In Manhattan a few days ago, she reunited for an interview with Matthew Settle, who plays Jacob.

"I like Westerns that delve into the characters of the time in a real way — not so much about an overblown hero and a bad guy," says Settle, whose past projects include the film "Divine Secrets of the Ya-Ya Sisterhood" and the HBO miniseries "Band of Brothers (search)."

Himself once a restless son growing up in North Carolina, the 35-year-old Settle easily identified with Jacob's urges to head West — and made his own such odyssey (albeit after a few years' detour to New York to start his acting career).

Then, making this film, he sampled Jacob's revelations.

"What I learned was the degree of sacredness that the Lakota people had in everything they did, in every aspect of life," says Settle. "That's something we can use in our modern culture." He laughs. "Maybe a few less Humvees and a few more Priuses."

For the 27-year-old Carmelo, playing Thunder Heart Woman "was like coming come."

A California Mission Indian who counts herself a descendent of the original residents of Los Angeles, she grew up performing in an American Indian dance troupe led by her mother, Virginia Carmelo. Branching out into acting during college, she has since appeared in theater productions and independent films.

"I grew up like an urban Indian," says Carmelo, and when she won her role in "Into the West" she found "my understanding of what it is to be a Native American today helped me a lot to understand the native culture back then."

After episode three, Settle and Carmelo relinquish their characters, by then in middle age, to older actors John Terry and Sheila Tousey. Even so, they were on hand for filming (outside Calgary in Western Canada) for five grueling months. Among their first scenes together: the wagon train in episode two.

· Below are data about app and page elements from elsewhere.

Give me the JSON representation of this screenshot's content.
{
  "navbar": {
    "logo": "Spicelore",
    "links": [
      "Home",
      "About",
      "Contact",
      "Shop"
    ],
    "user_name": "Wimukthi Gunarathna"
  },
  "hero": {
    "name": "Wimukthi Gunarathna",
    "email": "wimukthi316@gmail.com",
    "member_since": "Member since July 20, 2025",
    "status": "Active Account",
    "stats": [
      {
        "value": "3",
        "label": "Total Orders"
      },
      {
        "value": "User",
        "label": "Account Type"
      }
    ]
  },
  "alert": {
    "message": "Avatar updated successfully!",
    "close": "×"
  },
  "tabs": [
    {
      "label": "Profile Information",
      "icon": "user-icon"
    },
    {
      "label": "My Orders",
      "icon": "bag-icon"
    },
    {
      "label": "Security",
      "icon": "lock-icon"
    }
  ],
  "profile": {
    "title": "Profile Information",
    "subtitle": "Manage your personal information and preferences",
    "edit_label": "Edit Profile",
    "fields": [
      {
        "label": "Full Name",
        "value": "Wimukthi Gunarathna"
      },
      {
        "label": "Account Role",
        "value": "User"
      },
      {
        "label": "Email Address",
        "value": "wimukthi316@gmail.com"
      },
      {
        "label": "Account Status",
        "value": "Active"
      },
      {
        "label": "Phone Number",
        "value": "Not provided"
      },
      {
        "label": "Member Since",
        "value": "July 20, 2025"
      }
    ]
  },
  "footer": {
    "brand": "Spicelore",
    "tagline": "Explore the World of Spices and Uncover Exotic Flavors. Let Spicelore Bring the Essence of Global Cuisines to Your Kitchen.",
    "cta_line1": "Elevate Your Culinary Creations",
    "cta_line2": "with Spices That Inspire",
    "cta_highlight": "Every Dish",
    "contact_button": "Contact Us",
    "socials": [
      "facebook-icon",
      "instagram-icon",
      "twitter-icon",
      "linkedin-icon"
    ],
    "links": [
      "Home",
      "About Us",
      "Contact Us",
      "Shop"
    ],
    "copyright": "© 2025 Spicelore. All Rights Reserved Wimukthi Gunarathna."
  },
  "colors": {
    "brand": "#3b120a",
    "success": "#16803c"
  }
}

"I don't know if you've ever ridden in a wagon like that, but they're really uncomfortable," confides Settle. "Back then, people who had a choice usually chose to walk along beside it."

The wheels on those wagons — and wheelwrights like Jacob who kept them in repair — represent one side of the film's central theme. The other side: a huge religious "medicine wheel" that Loved By The Buffalo marks off with stones on the ground. It symbolizes the cycle of life.

"We had the wheel that takes you from here to there," Jacob marvels at the close of the first chapter. "But they have a wheel that takes you to the stars."

"Into the West" can't take you that far. But for the next six weeks, it's headed on a wide-open, eye-opening trip.